### Extracted data entries
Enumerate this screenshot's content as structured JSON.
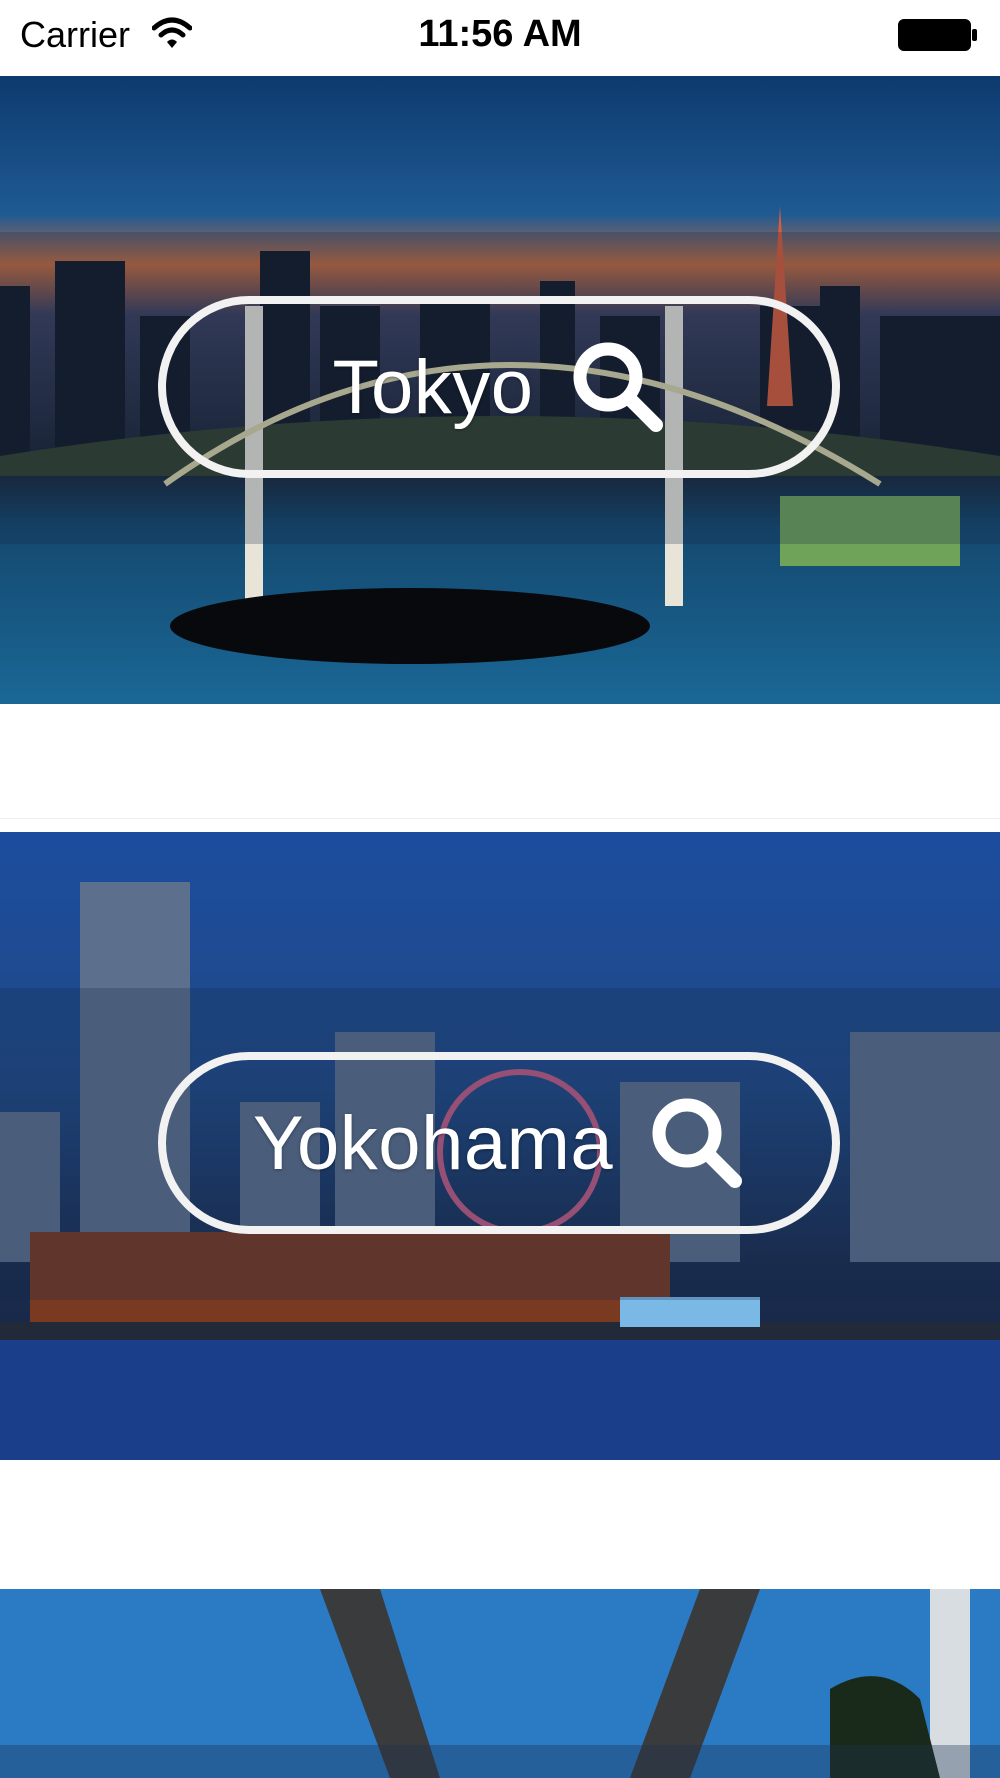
{
  "status_bar": {
    "carrier": "Carrier",
    "time": "11:56 AM",
    "icons": [
      "wifi-icon",
      "battery-icon"
    ]
  },
  "cities": [
    {
      "name": "Tokyo",
      "icon": "search-icon"
    },
    {
      "name": "Yokohama",
      "icon": "search-icon"
    }
  ],
  "colors": {
    "status_bg": "#ffffff",
    "pill_border": "#f2f2f2",
    "label": "#ffffff"
  }
}
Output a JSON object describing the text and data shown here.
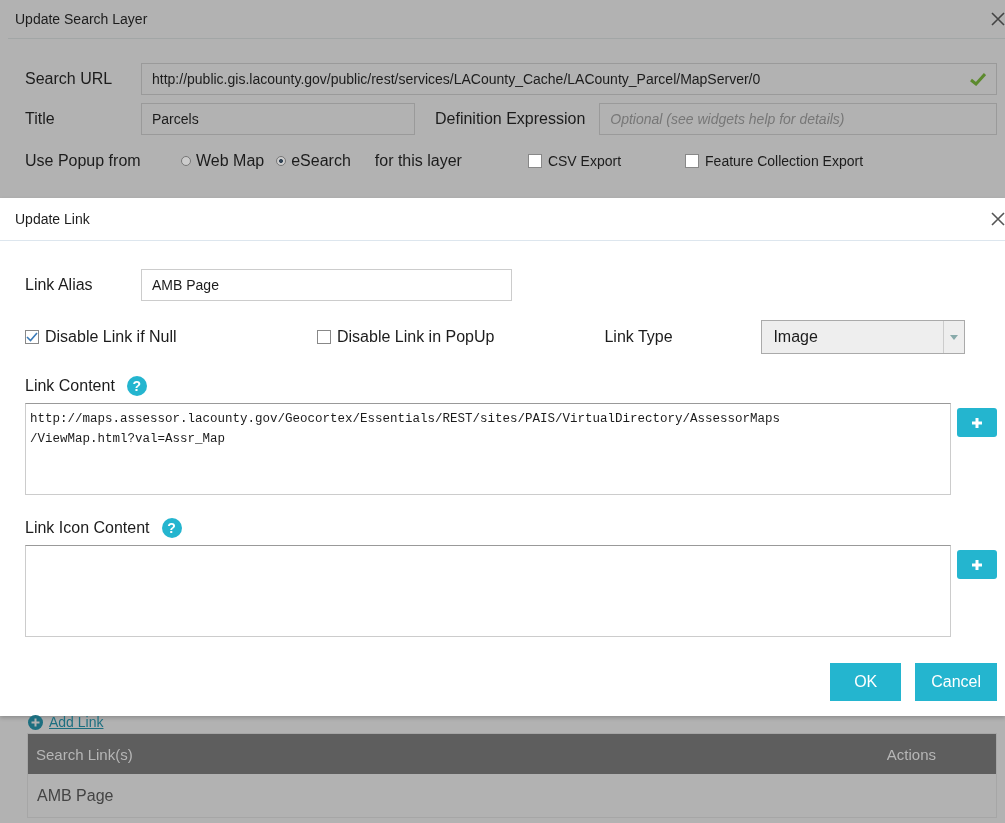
{
  "search_layer_dialog": {
    "title": "Update Search Layer",
    "search_url": {
      "label": "Search URL",
      "value": "http://public.gis.lacounty.gov/public/rest/services/LACounty_Cache/LACounty_Parcel/MapServer/0",
      "valid": true
    },
    "title_field": {
      "label": "Title",
      "value": "Parcels"
    },
    "definition_expression": {
      "label": "Definition Expression",
      "placeholder": "Optional (see widgets help for details)"
    },
    "popup": {
      "label": "Use Popup from",
      "options": [
        {
          "label": "Web Map",
          "selected": false
        },
        {
          "label": "eSearch",
          "selected": true
        }
      ],
      "suffix": "for this layer"
    },
    "exports": [
      {
        "label": "CSV Export",
        "checked": false
      },
      {
        "label": "Feature Collection Export",
        "checked": false
      }
    ],
    "add_link": "Add Link",
    "links_table": {
      "columns": [
        "Search Link(s)",
        "Actions"
      ],
      "rows": [
        [
          "AMB Page"
        ]
      ]
    }
  },
  "link_dialog": {
    "title": "Update Link",
    "alias": {
      "label": "Link Alias",
      "value": "AMB Page"
    },
    "options": [
      {
        "label": "Disable Link if Null",
        "checked": true
      },
      {
        "label": "Disable Link in PopUp",
        "checked": false
      }
    ],
    "link_type": {
      "label": "Link Type",
      "value": "Image"
    },
    "link_content": {
      "label": "Link Content",
      "help": "?",
      "value": "http://maps.assessor.lacounty.gov/Geocortex/Essentials/REST/sites/PAIS/VirtualDirectory/AssessorMaps\n/ViewMap.html?val=Assr_Map"
    },
    "link_icon_content": {
      "label": "Link Icon Content",
      "help": "?"
    },
    "buttons": [
      "OK",
      "Cancel"
    ]
  }
}
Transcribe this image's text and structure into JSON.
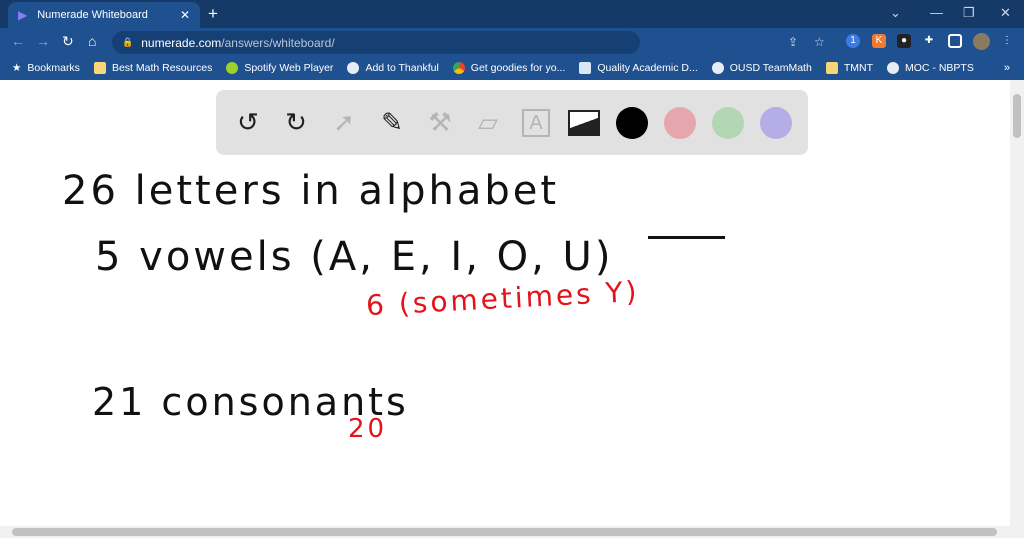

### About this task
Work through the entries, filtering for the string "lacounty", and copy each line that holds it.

### Result
      "value": "http://public.gis.lacounty.gov/public/rest/services/LACounty_Cache/LACounty_Parcel/MapServer/0",
      "value": "http://maps.assessor.lacounty.gov/Geocortex/Essentials/REST/sites/PAIS/VirtualDirectory/AssessorMaps\n/ViewMap.html?val=Assr_Map"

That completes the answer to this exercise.